Researchers from the University of Queensland studied the effects of texting on the mechanics of the body in 26 healthy individuals. The study, which has been published in the journal PLOS ONE, asked participants to walk a straight line for 28 feet while doing one of three tasks -- walking without a phone, reading a text while walking and typing a text on a cellphone.
They found that typing a text, more than reading a text, modified the body's movements while walking. In comparison to when they were only walking, participants who were reading texts deviated from the straight line, walked slower and moved their neck more. The deviations further increased when subjects were asked to write a text.
As arms and head moved with the chest to facilitate reading or writing a text, the increased movement of the head impacting balance. These mechanical changes to the body suggest additional safety risks to texting while walking, other than not concentrating and not seeing obstacles on streets.
"Texting, and to a lesser extent reading, on your mobile phone affects your ability to walk and balance.

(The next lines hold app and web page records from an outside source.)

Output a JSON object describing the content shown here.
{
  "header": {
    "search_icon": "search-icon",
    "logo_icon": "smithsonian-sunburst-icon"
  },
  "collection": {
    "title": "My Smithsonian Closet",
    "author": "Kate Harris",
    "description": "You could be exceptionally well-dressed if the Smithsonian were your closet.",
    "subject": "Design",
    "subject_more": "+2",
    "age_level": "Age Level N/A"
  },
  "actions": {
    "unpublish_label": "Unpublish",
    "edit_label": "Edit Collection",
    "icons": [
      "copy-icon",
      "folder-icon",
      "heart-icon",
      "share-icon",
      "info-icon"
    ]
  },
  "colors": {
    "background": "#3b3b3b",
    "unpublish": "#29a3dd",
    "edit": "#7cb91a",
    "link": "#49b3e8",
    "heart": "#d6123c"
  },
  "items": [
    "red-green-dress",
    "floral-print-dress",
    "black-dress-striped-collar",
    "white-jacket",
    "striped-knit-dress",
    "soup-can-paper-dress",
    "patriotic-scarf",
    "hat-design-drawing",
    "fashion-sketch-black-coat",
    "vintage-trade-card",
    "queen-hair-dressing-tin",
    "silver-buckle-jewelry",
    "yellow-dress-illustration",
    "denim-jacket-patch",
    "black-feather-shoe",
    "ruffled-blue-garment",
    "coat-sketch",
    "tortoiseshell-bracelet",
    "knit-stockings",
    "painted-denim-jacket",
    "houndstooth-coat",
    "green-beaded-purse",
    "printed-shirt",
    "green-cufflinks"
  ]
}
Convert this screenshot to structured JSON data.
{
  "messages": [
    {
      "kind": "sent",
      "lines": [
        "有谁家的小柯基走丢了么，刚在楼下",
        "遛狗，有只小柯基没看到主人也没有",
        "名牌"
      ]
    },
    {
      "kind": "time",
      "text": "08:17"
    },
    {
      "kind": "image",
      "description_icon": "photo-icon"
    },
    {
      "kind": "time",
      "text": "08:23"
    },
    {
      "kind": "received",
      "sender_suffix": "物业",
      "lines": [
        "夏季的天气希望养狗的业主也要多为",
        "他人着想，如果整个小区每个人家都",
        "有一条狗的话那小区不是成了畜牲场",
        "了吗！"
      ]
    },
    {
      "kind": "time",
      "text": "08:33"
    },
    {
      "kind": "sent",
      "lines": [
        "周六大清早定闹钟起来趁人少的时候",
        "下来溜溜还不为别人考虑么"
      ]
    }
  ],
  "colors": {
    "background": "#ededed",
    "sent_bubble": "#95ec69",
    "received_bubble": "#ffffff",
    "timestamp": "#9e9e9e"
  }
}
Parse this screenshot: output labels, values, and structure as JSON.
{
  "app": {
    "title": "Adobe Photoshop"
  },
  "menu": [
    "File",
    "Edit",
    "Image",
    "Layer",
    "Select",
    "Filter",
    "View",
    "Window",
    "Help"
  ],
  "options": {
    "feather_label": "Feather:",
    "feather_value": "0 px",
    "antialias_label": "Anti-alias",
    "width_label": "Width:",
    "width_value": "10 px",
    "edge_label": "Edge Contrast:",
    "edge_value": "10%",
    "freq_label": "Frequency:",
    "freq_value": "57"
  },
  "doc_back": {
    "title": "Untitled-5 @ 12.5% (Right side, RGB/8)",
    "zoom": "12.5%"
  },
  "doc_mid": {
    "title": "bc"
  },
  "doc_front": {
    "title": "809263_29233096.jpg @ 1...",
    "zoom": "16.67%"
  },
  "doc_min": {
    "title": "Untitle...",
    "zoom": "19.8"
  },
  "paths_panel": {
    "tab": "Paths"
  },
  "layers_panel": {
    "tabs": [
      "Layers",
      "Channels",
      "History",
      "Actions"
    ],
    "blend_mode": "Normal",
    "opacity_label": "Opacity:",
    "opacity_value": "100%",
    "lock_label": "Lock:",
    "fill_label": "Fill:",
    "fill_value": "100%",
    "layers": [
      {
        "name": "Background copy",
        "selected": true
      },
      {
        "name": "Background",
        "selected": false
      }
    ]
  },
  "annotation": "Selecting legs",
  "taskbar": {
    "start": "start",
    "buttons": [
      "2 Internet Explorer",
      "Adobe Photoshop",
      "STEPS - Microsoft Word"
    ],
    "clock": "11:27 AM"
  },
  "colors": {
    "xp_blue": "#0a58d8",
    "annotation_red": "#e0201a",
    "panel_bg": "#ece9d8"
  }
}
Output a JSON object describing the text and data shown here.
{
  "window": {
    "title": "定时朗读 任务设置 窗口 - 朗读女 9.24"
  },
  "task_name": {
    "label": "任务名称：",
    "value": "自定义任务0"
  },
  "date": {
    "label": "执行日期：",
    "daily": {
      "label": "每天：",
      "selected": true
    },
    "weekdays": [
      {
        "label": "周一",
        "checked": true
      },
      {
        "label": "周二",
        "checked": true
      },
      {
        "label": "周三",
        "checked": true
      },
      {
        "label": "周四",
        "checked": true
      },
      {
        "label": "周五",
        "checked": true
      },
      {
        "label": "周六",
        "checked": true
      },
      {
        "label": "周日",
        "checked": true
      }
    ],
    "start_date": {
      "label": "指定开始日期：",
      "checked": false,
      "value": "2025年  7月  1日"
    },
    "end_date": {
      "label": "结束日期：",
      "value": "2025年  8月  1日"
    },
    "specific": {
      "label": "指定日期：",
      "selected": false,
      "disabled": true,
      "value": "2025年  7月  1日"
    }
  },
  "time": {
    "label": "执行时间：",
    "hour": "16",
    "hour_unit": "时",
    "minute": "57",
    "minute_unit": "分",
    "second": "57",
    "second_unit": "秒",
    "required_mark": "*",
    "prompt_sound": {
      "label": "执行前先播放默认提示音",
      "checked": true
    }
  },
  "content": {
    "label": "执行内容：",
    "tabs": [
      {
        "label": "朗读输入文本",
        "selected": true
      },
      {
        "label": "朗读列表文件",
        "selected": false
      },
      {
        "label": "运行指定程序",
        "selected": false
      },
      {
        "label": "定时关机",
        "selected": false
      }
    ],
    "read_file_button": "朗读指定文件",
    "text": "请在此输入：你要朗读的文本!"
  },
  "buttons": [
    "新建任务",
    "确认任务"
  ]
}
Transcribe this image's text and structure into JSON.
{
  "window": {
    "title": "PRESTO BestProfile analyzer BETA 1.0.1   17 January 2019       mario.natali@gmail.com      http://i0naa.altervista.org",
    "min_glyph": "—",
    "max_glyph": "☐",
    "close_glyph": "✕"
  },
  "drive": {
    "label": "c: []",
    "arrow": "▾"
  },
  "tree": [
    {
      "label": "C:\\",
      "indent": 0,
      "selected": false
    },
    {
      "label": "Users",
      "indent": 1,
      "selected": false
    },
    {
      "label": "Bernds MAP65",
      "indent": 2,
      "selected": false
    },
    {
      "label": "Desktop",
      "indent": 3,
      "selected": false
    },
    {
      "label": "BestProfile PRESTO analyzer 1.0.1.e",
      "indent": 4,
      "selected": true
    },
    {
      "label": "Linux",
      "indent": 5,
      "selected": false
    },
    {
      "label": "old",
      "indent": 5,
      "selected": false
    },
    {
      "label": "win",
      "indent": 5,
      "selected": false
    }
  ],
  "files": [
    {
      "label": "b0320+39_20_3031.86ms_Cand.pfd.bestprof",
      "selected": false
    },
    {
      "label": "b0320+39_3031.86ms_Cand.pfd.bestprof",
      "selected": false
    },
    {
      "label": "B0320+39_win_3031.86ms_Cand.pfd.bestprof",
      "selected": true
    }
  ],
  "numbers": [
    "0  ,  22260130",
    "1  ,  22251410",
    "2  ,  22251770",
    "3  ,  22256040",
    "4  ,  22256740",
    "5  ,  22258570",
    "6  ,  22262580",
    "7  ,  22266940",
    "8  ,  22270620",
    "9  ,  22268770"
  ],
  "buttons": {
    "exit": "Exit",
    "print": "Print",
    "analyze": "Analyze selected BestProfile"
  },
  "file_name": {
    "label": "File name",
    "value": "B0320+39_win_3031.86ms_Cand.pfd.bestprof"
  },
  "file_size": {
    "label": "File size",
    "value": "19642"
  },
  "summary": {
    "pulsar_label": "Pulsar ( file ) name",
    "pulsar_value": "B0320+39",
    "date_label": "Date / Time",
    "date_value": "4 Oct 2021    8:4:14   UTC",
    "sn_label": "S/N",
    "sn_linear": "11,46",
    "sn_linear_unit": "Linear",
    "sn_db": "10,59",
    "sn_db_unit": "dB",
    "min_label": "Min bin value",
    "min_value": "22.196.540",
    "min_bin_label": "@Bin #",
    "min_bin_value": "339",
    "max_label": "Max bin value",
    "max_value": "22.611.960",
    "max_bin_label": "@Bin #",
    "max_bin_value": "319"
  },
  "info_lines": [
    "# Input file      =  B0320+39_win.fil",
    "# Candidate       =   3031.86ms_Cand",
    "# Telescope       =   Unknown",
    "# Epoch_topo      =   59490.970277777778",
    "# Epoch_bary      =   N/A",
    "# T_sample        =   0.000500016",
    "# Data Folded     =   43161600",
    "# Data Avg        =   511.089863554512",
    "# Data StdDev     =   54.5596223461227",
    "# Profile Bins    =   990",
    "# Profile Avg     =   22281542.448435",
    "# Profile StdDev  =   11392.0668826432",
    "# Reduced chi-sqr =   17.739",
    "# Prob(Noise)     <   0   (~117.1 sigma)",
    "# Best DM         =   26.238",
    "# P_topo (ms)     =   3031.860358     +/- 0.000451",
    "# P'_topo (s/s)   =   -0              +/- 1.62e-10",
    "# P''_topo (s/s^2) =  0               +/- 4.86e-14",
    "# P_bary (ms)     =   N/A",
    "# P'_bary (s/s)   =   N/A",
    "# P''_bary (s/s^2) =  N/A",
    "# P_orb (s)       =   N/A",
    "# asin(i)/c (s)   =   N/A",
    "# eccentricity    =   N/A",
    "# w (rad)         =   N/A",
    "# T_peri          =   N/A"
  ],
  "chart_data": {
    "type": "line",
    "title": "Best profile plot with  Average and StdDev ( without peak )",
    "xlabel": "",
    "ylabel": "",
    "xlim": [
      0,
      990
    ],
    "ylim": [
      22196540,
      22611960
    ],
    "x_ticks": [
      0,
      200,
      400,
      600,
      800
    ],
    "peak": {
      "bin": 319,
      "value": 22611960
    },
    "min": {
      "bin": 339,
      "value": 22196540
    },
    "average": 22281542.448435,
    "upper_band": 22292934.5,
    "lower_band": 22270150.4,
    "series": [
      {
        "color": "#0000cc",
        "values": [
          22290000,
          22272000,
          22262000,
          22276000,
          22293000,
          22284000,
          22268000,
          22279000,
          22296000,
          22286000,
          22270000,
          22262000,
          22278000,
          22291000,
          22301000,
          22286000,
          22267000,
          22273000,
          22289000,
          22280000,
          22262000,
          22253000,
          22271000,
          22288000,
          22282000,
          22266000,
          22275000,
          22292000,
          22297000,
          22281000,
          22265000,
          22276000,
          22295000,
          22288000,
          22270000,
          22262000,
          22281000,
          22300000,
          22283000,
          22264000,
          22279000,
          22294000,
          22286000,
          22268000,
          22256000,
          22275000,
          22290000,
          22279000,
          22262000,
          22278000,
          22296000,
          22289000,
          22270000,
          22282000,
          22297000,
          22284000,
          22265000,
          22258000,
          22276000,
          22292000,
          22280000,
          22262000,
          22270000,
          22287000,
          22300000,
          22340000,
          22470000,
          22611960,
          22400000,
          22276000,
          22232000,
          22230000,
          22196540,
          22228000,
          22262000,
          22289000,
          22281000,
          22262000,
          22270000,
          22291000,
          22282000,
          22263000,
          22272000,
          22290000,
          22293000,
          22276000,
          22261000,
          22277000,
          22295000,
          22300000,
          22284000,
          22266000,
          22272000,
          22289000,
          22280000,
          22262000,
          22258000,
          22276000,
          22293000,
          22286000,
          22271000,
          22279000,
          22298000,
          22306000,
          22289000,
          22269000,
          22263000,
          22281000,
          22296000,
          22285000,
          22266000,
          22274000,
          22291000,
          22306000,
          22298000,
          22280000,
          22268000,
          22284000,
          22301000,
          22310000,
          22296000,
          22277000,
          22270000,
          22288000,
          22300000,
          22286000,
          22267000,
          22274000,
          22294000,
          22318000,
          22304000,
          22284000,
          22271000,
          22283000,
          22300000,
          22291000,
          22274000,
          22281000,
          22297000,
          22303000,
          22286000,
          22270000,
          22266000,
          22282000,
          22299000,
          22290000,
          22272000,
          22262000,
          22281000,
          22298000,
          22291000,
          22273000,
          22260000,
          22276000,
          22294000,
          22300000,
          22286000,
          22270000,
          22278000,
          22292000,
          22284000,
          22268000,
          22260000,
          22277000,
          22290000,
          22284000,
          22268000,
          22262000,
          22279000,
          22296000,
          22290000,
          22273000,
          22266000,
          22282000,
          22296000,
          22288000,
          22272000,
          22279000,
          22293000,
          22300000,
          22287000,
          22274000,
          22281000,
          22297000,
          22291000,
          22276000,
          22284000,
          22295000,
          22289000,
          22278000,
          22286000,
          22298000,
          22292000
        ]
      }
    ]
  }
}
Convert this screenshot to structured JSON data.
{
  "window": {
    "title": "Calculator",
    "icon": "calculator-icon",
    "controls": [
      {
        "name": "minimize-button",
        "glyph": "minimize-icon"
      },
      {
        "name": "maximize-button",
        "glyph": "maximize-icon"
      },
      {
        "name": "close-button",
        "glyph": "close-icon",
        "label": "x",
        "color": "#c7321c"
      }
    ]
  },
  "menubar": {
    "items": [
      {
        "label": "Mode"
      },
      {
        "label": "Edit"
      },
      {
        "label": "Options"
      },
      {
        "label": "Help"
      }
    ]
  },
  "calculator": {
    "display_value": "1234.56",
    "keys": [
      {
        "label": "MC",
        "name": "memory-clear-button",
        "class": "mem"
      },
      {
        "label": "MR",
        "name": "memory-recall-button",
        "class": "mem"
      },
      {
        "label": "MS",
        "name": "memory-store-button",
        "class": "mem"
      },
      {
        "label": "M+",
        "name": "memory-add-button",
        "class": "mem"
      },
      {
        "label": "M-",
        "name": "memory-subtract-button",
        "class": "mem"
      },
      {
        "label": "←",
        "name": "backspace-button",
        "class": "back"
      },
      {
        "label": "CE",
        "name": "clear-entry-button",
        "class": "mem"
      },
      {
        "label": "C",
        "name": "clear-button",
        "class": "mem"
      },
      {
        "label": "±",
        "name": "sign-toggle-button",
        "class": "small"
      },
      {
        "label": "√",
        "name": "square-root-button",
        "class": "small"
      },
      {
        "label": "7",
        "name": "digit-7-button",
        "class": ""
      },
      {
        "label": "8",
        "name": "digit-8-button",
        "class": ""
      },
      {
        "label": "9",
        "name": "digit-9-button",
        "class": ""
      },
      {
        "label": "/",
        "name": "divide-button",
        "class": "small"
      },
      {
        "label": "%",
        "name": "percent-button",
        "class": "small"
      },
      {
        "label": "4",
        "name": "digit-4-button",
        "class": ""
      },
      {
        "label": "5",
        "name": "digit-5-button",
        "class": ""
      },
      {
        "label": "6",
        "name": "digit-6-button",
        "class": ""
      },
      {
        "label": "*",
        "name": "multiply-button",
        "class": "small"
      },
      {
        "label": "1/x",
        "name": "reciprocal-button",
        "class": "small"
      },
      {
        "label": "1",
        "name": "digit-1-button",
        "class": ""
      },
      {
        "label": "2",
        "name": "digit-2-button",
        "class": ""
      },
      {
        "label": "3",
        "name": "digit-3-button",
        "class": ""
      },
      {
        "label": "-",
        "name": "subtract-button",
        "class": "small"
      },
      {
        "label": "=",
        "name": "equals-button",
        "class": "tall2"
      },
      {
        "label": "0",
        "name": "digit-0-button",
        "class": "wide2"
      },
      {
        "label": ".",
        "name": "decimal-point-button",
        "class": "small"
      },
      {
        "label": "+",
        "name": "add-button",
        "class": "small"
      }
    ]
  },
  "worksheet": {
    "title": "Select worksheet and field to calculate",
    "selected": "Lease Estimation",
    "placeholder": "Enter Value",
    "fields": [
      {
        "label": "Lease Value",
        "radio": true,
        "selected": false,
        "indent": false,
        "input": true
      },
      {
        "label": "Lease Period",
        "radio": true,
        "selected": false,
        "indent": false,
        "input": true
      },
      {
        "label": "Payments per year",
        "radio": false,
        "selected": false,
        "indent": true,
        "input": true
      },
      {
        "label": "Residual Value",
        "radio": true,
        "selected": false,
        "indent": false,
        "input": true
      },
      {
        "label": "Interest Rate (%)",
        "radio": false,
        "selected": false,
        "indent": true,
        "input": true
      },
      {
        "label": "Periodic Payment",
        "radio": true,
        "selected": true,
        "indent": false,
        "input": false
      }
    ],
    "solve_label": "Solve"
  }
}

This may impact the safety of people who text and walk at the same time," said Dr. Siobhan Schabrun, in a statement.